Finally fans of the paranormal have a podcast designed to turn them in to armchair supernatural sleuths. 'The Battersea Poltergeist
' encourages listeners to formulate and share their theories on a fascinating paranormal cold case.
BBC Radio 4's new true-crime-style podcast revolves around the the haunting of an ordinary family living in a normal terraced house. Sounds familiar doesn't it? But the story unfolds 20 years before the famous Enfield poltergeist case. It even predates a similar haunting in Pontefract, but the story is just as - if not more - intriguing.
The podcast's host, Danny Robins, describes the case as "Britain's strangers ever haunting." It's fair to say the podcast is slow-paced, but it offers a meticulously detailed factual account of the poltergeist case with rational discussion interspersed with dramatic recreations of pivotal moments in the haunting. The acted segments have a classic gothic-horror feel about them with all the screams and scares you'd expect.
The case was investigated from the start by Harold Chibbett and focuses on the Hitchings family, who at the time were living at 63 Wycliffe Road - a typical South London home that's since been demolished to make way for more modern buildings. The happenings in Battersea started in 1956 and lasted for an incredible 12 years. The events made national news and the case was even discussed in parliament.
What makes this investigative approach to solving a poltergeist cold case so appealing is that rather than sending in modern-day paranormal teams or asking for the opinions of television ghost hunters, Danny and producer/director Simon Barnard rely on the original case files and analysis from academics in the paranormal field. The two experts sharing opinions across the eight-part series are Ciarán O'Keeffe a ghost hunter and parapsychologist working out of Buckinghamshire New University, and Evelyn Hollow a writer and parapsychologist from Edinburgh.
As part of the series Ciarán and Evelyn studied the original material on the haunting including Hitchings family's diaries, news stories and police reports, as well as Harold's original files on the case, but there's a lot to get through.
In the first episode Ciarán tells us, "we have a whole plethora of evidence. You've got objects moving but also levitating, bed sheets being pulled, scratching sounds." There was also apparently intelligent communication in the form of handwritten letters, spontaneous fires and seemingly disembodied voices. He adds, "if that's genuine, that blows anything out of the water from some of the other poltergeist cases that are held up to be the best."
Evelyn said, "it's a truly wild case, not just the length of it because it went on for 12 years which is just incredible and might be the longest running poltergeist case ever, also the sheer volume of people that were involved in it. So it starts to rule out the idea that a couple of people might be faking it."

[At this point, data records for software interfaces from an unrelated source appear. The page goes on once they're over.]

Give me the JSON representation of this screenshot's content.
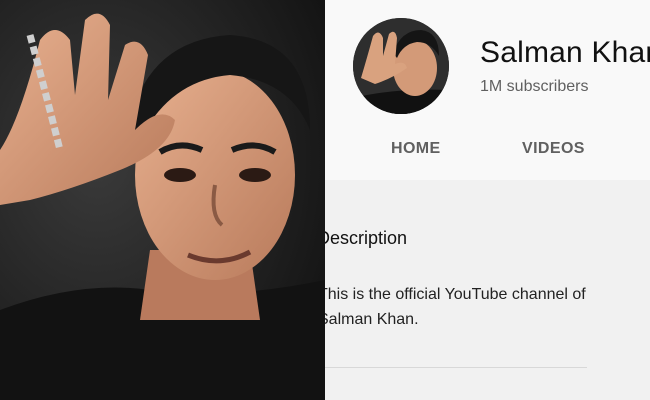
{
  "channel": {
    "name": "Salman Khan",
    "subscribers": "1M subscribers"
  },
  "tabs": [
    {
      "label": "HOME"
    },
    {
      "label": "VIDEOS"
    }
  ],
  "about": {
    "heading": "Description",
    "text": "This is the official YouTube channel of Salman Khan."
  },
  "colors": {
    "header_bg": "#f9f9f9",
    "body_bg": "#f1f1f1",
    "shirt": "#111111"
  }
}
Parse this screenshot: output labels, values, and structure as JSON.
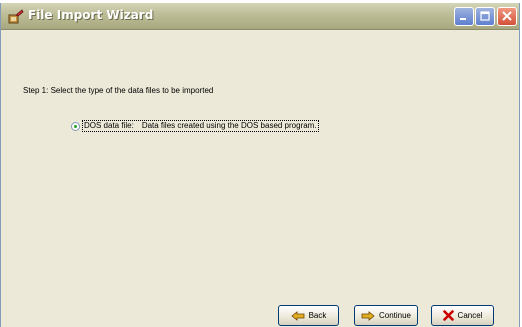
{
  "window": {
    "title": "File Import Wizard",
    "icons": {
      "app": "wizard-icon",
      "minimize": "minimize-icon",
      "maximize": "maximize-icon",
      "close": "close-icon"
    }
  },
  "content": {
    "step_text": "Step 1: Select the type of the data files to be imported",
    "option": {
      "name": "DOS data file:",
      "description": "Data files created using the DOS based program.",
      "selected": true
    }
  },
  "buttons": {
    "back": "Back",
    "continue": "Continue",
    "cancel": "Cancel"
  },
  "colors": {
    "titlebar": "#bcbc96",
    "dialog_bg": "#ece9d8",
    "radio_selected": "#21a121",
    "cancel_x": "#cc0000"
  }
}
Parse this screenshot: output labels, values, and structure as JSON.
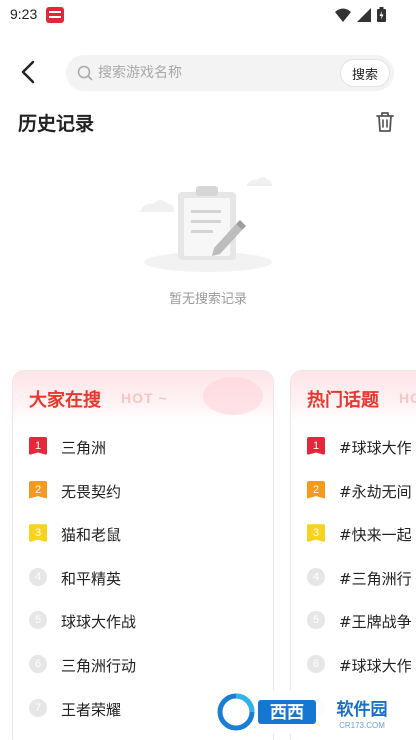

As the first episode of the podcast reveals some of the early details of the case, it becomes apparent that the Battersea Poltergeist almost seems to be the blueprint for all future poltergeist cases. The activity was focused around a teenager, 15-year-old Shirley and started with banging coming from the ceiling and walls that were so loud that neighbours thought the family were ripping up floorboards in the middle of the night.
In these type of cases first night of odd activity often seemed to involve a member of the household calling the police. Shirley lived with parents Wally and Kitty, her grandmother Ethel, and John, Shirley's adopted brother. In the Hitchings' case it was her tube driver dad, Wally, who called the police. They promptly arrived at the property, but by the time they got there the noises had stopped and the family's report was dismissed.
However the noises did continue night after night. This lead the family to what now seems to have become the inevitable next step in these cases, reaching out to the press. The family appeared in national newspapers, starting with the Daily Mirror on February 20, 1956. It's interesting and perhaps telling that it was the Daily Mirror who two decades later broke the Enfield Poltergeist story. It was also the Daily Mirror that made the Pontefract Poltergeist national news, albeit several years after it received limited attention in the local press.
In true poltergeist fashion, the activity escalated. We learn this in episode two in a testimony from Shirley herself, now 80 and living on the South Coast. Shirley tells us that pots and pans were thrown through the air from empty rooms, slippers walked by themselves, and that she levitated above her bed. All this the result of what the family believed to be a mischievous entity, which they nicknamed Donald.
Shirley says the haunting stole her teenage years, but was cautious about revisiting the topic. She said, "I'm not that scared little girl anymore, but I am apprehensive that it might bring Donald back."
With Shirley's revisited testimony and Harold's original case files to consider, plus the knowledge of two paranormal experts, the podcast stands a good chance of uncovering whether the Battersea Poltergeist was a genuine haunting or a hoax. Despite theories from sceptics and believers, this 65-year-old mystery has never been solved.
Listeners are encouraged to become armchair paranormal investigators and share their own theories and questions about the case, which will be addressed in later episodes. Since the series has already gone top 10 on the Apple podcast chart, the show is sure to be inundated with messages.
The first two episodes of the podcast are available to listen to now on BBC Sounds
, enough to get listeners hooked on the case and left wanting more. The following six episodes will be published over the coming weeks.